icon bookmark-bicon bookmarkicon cameraicon checkicon chevron downicon chevron lefticon chevron righticon chevron upicon closeicon v-compressicon downloadicon editicon v-expandicon fbicon fileicon filtericon flag ruicon full chevron downicon full chevron lefticon full chevron righticon full chevron upicon gpicon insicon mailicon moveicon-musicicon mutedicon nomutedicon okicon v-pauseicon v-playicon searchicon shareicon sign inicon sign upicon stepbackicon stepforicon swipe downicon tagicon tagsicon tgicon trashicon twicon vkicon yticon wticon fm
7 Oct, 2022 10:44

Hungary urges changes to EU sanctions policy

The bloc is “slowly bleeding” due to failed restrictions on Moscow, Viktor Orban says
Hungary urges changes to EU sanctions policy
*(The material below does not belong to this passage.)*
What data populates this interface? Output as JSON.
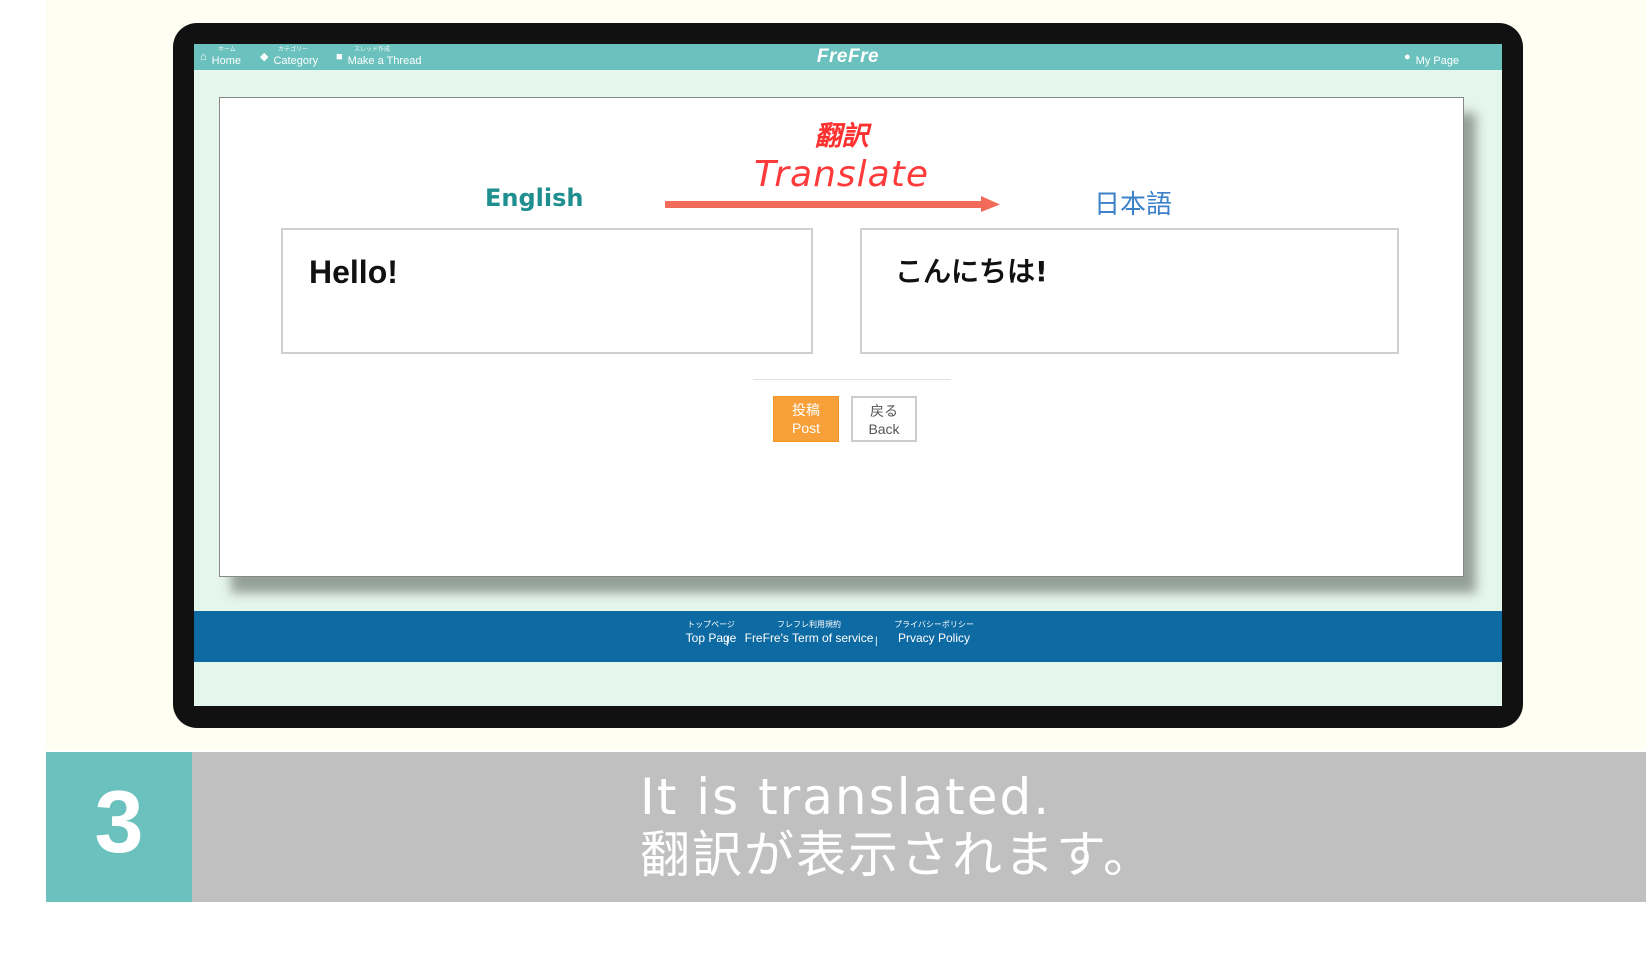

Sanctions imposed by the EU on Russia over the conflict in Ukraine have failed, Hungarian Prime Minister Viktor Orban said on Thursday, urging Brussels to change its policy.

“The sanctions didn’t fulfill the hopes that were pinned on them, the war hasn’t ended,” Orban wrote on Facebook.
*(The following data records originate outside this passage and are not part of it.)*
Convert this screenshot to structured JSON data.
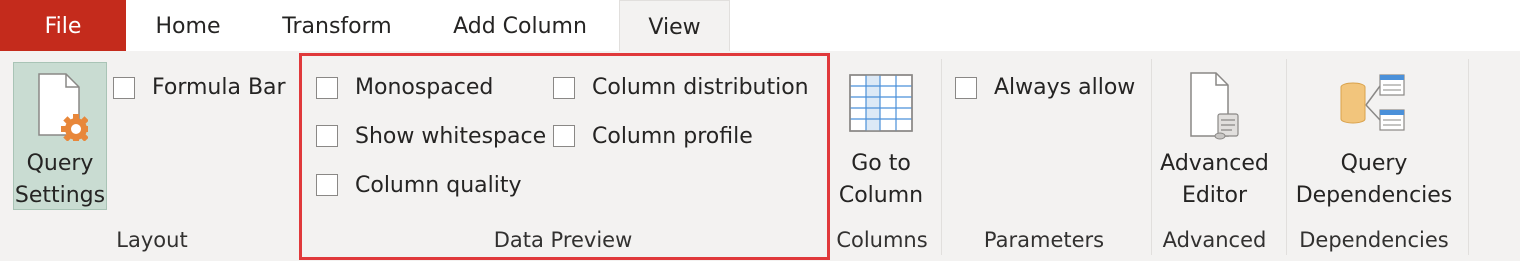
{
  "tabs": {
    "file": "File",
    "home": "Home",
    "transform": "Transform",
    "add_column": "Add Column",
    "view": "View"
  },
  "layout_group": {
    "query_settings": [
      "Query",
      "Settings"
    ],
    "formula_bar": "Formula Bar",
    "label": "Layout"
  },
  "data_preview_group": {
    "monospaced": "Monospaced",
    "show_whitespace": "Show whitespace",
    "column_quality": "Column quality",
    "column_distribution": "Column distribution",
    "column_profile": "Column profile",
    "label": "Data Preview"
  },
  "columns_group": {
    "go_to_column": [
      "Go to",
      "Column"
    ],
    "label": "Columns"
  },
  "parameters_group": {
    "always_allow": "Always allow",
    "label": "Parameters"
  },
  "advanced_group": {
    "advanced_editor": [
      "Advanced",
      "Editor"
    ],
    "label": "Advanced"
  },
  "dependencies_group": {
    "query_dependencies": [
      "Query",
      "Dependencies"
    ],
    "label": "Dependencies"
  },
  "colors": {
    "file_tab": "#c42b1c",
    "highlight_border": "#e0393b",
    "query_settings_selected": "#c9dcd2",
    "checkbox_border": "#8a8886"
  }
}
“Europe is slowly bleeding and Russia is making money in the meantime,” he pointed out.

The Hungarian leader said that it was obvious to him that “the failed policy of Brussels must be changed.”

The statement was made on the same day that the EU announced an eighth round of sanctions on Russia. The new curbs include an oil price cap, trade restrictions amounting to 7 billion euros and individual sanctions against 30 people and seven entities.

The move comes after the official inclusion of Donetsk and Lugansk People’s Republics as well as Kherson and Zaporozhye Regions into Russia, which took place on Wednesday, following referendums in those areas.

Orban has frequently criticized the EU’s sanctions on Russia, calling them counterproductive. Hungary, which is heavily dependent on Russian energy, has maintained a relatively neutral stance during the conflict in Ukraine, condemning the use of force by Moscow, but refusing to supply weapons to Kiev.

Brussels expected that the unprecedented restrictions would cripple Russia’s economy and prevent it from funding its military operation. But Moscow was able to redirect its oil and gas to Asian markets, while also profiting from growing energy prices.

The policy has also largely backfired for the EU, causing a spike in inflation, and putting Europe into an energy crisis. The situation deteriorated even further in late September when the Nord Stream pipelines, which deliver Russian gas to European customers through Germany, were sabotaged.

Podcasts
0:00
26:7
0:00
28:36